## Work item
Print each record exactly as it appears, but drop the images.

[Recorded data]
☆ ☆ ☆ ☆ ☆
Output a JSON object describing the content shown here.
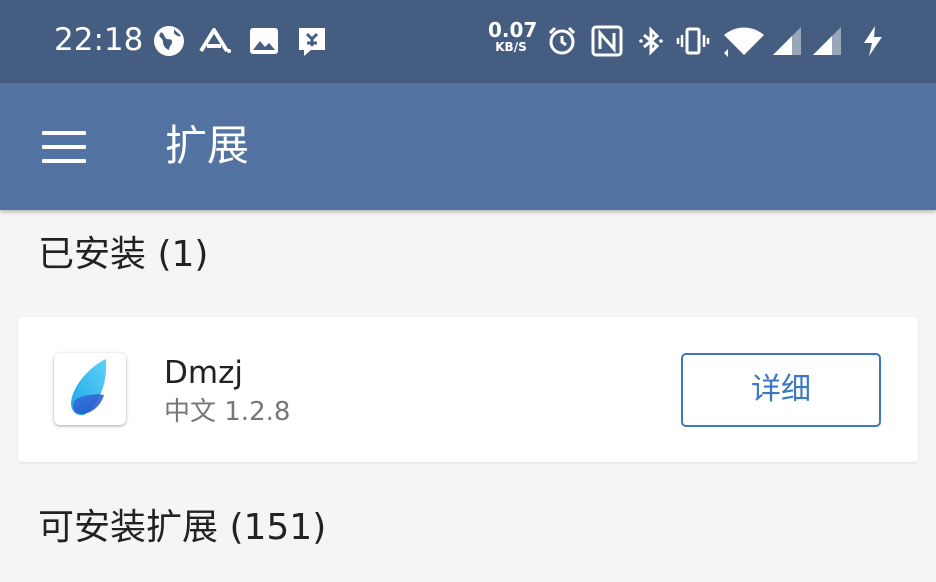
{
  "status_bar": {
    "time": "22:18",
    "net_speed_value": "0.07",
    "net_speed_unit": "KB/S",
    "left_icons": [
      "globe-icon",
      "triangle-a-icon",
      "image-icon",
      "mastodon-icon"
    ],
    "right_icons": [
      "alarm-icon",
      "nfc-icon",
      "bluetooth-icon",
      "vibrate-icon",
      "wifi-icon",
      "signal-icon",
      "signal-icon-2",
      "charging-icon"
    ]
  },
  "toolbar": {
    "menu_icon": "hamburger-menu-icon",
    "title": "扩展",
    "bg_color": "#5373a2"
  },
  "installed_section": {
    "header": "已安装 (1)",
    "items": [
      {
        "name": "Dmzj",
        "meta": "中文 1.2.8",
        "icon": "dmzj-feather-icon",
        "button_label": "详细"
      }
    ]
  },
  "available_section": {
    "header": "可安装扩展 (151)"
  },
  "colors": {
    "status_bar": "#455d80",
    "toolbar": "#5373a2",
    "accent": "#3b78c4",
    "background": "#f5f5f5"
  }
}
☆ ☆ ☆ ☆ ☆
## Reply
Output a JSON object describing the content shown here.
{
  "status_bar": {
    "time": "22:18",
    "net_speed_value": "0.07",
    "net_speed_unit": "KB/S",
    "left_icons": [
      "globe-icon",
      "triangle-a-icon",
      "image-icon",
      "mastodon-icon"
    ],
    "right_icons": [
      "alarm-icon",
      "nfc-icon",
      "bluetooth-icon",
      "vibrate-icon",
      "wifi-icon",
      "signal-icon",
      "signal-icon-2",
      "charging-icon"
    ]
  },
  "toolbar": {
    "menu_icon": "hamburger-menu-icon",
    "title": "扩展",
    "bg_color": "#5373a2"
  },
  "installed_section": {
    "header": "已安装 (1)",
    "items": [
      {
        "name": "Dmzj",
        "meta": "中文 1.2.8",
        "icon": "dmzj-feather-icon",
        "button_label": "详细"
      }
    ]
  },
  "available_section": {
    "header": "可安装扩展 (151)"
  },
  "colors": {
    "status_bar": "#455d80",
    "toolbar": "#5373a2",
    "accent": "#3b78c4",
    "background": "#f5f5f5"
  }
}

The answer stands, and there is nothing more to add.